The effects of temperature, pressure and flow on relaxation times, nucleation density, spherulitic growth rate, as well as the interrelation among these quantities and the distributions of deformation rate and cooling time during the process, determine the morphology distribution in the final polymeric part. Each of the effects mentioned above was experimentally analyzed and described by a model for the iPP grade considered in this work. The combination of all these specific models becomes a model for the morphology evolution during polymer processing and its application to the injection molding process was numerically developed into the UNISA code.
Injection molded samples were obtained with a fast evolution of cavity surface temperatures technique allowing to keep, for assigned time intervals, the cavity surface temperature at intermediate values between injection and cooling channels temperatures.

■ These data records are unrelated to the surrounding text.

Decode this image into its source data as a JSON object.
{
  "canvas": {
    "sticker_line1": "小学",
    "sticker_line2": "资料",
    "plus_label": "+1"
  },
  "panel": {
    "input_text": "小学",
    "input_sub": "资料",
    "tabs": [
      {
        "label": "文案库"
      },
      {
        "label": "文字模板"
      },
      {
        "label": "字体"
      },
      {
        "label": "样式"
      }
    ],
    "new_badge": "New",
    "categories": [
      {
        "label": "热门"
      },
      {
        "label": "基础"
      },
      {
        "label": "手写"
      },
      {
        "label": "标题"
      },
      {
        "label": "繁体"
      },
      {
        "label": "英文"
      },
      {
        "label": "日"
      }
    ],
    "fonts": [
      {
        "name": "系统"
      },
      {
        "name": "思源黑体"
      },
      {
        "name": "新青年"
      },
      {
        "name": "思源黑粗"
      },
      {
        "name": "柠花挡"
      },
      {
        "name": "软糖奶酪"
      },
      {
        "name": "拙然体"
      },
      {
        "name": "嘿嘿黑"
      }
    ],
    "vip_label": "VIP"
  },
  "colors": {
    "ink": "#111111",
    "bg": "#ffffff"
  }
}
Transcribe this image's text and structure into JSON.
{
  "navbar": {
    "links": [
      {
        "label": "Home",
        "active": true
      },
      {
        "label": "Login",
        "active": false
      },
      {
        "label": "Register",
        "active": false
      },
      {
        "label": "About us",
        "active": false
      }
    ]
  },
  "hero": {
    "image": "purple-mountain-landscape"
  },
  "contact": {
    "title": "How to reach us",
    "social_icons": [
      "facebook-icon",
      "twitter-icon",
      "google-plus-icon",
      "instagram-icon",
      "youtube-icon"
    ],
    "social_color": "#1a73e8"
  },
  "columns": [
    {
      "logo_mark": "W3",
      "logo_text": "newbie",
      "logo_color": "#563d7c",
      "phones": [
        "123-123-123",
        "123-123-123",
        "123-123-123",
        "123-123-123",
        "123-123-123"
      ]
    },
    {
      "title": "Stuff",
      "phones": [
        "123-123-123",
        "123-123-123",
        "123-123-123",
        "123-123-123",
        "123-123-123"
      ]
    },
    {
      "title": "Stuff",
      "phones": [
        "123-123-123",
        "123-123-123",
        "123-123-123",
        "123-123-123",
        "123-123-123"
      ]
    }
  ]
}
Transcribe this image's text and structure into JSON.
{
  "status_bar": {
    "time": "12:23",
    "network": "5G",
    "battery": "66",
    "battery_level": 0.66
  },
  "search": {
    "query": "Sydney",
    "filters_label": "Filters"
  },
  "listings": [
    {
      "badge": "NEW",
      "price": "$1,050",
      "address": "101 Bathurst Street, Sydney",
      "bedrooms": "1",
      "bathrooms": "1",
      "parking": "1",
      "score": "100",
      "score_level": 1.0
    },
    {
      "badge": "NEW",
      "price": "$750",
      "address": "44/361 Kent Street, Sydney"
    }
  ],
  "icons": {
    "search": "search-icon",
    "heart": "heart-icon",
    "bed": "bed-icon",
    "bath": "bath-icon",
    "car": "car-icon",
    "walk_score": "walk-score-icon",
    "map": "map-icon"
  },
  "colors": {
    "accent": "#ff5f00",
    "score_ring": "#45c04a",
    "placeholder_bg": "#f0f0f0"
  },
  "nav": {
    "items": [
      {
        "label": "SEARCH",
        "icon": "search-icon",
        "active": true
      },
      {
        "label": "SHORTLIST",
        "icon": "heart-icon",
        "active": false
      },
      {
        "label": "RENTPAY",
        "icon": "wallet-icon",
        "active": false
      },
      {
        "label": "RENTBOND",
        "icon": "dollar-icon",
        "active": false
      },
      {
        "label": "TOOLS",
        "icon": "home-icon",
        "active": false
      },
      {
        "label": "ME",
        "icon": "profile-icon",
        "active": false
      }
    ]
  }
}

A modulation of the level of the cavity surface temperature and of the time, it was kept active, allowed to control the final sample morphology all the way from the complexity of a standard injection molded part down to a completely (skin and shear layers free) spherulitic structure.
The fibrillar layer morphology was related to the achievement of critical values of both the molecular stretch and the mechanical work, the latter being performed after the achievement of the critical molecular stretch. The dependence of the morphological layers (skin, shear, spherulitic layers, the latter including the transition from the shear zone) thicknesses upon the heating conditions was satisfactorily described by the models adopted.